◆ **Work item**
Every entry below should be printed exactly.

◆ **Interface dataset entries**
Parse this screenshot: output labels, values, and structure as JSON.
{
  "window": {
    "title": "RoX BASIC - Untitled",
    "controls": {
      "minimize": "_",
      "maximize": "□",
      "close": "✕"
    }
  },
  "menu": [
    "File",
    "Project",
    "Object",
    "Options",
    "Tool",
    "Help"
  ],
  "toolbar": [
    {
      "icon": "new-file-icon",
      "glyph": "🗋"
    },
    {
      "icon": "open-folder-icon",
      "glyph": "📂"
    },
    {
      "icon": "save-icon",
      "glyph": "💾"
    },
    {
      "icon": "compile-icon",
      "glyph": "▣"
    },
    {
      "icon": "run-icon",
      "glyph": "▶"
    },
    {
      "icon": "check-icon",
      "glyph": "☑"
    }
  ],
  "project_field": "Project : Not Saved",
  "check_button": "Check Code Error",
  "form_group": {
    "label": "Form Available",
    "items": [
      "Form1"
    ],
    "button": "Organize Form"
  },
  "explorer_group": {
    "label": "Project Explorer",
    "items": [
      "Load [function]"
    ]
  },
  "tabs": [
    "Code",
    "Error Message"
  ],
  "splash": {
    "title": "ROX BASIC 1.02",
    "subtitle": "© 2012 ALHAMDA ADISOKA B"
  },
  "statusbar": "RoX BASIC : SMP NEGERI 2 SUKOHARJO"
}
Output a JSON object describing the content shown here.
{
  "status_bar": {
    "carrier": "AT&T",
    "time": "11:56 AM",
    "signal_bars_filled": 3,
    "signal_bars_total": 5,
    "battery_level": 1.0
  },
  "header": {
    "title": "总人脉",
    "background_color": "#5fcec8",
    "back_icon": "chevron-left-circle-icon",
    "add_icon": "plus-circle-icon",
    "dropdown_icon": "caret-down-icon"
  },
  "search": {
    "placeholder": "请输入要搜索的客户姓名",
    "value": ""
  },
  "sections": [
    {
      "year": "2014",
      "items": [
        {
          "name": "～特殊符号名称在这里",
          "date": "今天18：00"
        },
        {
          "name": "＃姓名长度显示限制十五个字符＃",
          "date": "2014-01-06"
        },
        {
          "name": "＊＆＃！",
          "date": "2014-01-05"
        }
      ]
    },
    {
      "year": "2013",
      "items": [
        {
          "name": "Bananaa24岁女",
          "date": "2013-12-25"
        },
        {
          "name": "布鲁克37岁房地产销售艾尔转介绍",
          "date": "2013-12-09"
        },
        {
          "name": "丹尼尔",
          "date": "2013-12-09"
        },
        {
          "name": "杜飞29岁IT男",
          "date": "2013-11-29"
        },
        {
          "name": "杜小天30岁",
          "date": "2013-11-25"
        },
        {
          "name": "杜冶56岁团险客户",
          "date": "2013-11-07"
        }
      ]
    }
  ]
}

◆ **Task output**
Parse this screenshot: output labels, values, and structure as JSON.
{
  "window": {
    "title": "RoX BASIC - Untitled",
    "controls": {
      "minimize": "_",
      "maximize": "□",
      "close": "✕"
    }
  },
  "menu": [
    "File",
    "Project",
    "Object",
    "Options",
    "Tool",
    "Help"
  ],
  "toolbar": [
    {
      "icon": "new-file-icon",
      "glyph": "🗋"
    },
    {
      "icon": "open-folder-icon",
      "glyph": "📂"
    },
    {
      "icon": "save-icon",
      "glyph": "💾"
    },
    {
      "icon": "compile-icon",
      "glyph": "▣"
    },
    {
      "icon": "run-icon",
      "glyph": "▶"
    },
    {
      "icon": "check-icon",
      "glyph": "☑"
    }
  ],
  "project_field": "Project : Not Saved",
  "check_button": "Check Code Error",
  "form_group": {
    "label": "Form Available",
    "items": [
      "Form1"
    ],
    "button": "Organize Form"
  },
  "explorer_group": {
    "label": "Project Explorer",
    "items": [
      "Load [function]"
    ]
  },
  "tabs": [
    "Code",
    "Error Message"
  ],
  "splash": {
    "title": "ROX BASIC 1.02",
    "subtitle": "© 2012 ALHAMDA ADISOKA B"
  },
  "statusbar": "RoX BASIC : SMP NEGERI 2 SUKOHARJO"
}
Output a JSON object describing the content shown here.
{
  "status_bar": {
    "carrier": "AT&T",
    "time": "11:56 AM",
    "signal_bars_filled": 3,
    "signal_bars_total": 5,
    "battery_level": 1.0
  },
  "header": {
    "title": "总人脉",
    "background_color": "#5fcec8",
    "back_icon": "chevron-left-circle-icon",
    "add_icon": "plus-circle-icon",
    "dropdown_icon": "caret-down-icon"
  },
  "search": {
    "placeholder": "请输入要搜索的客户姓名",
    "value": ""
  },
  "sections": [
    {
      "year": "2014",
      "items": [
        {
          "name": "～特殊符号名称在这里",
          "date": "今天18：00"
        },
        {
          "name": "＃姓名长度显示限制十五个字符＃",
          "date": "2014-01-06"
        },
        {
          "name": "＊＆＃！",
          "date": "2014-01-05"
        }
      ]
    },
    {
      "year": "2013",
      "items": [
        {
          "name": "Bananaa24岁女",
          "date": "2013-12-25"
        },
        {
          "name": "布鲁克37岁房地产销售艾尔转介绍",
          "date": "2013-12-09"
        },
        {
          "name": "丹尼尔",
          "date": "2013-12-09"
        },
        {
          "name": "杜飞29岁IT男",
          "date": "2013-11-29"
        },
        {
          "name": "杜小天30岁",
          "date": "2013-11-25"
        },
        {
          "name": "杜冶56岁团险客户",
          "date": "2013-11-07"
        }
      ]
    }
  ]
}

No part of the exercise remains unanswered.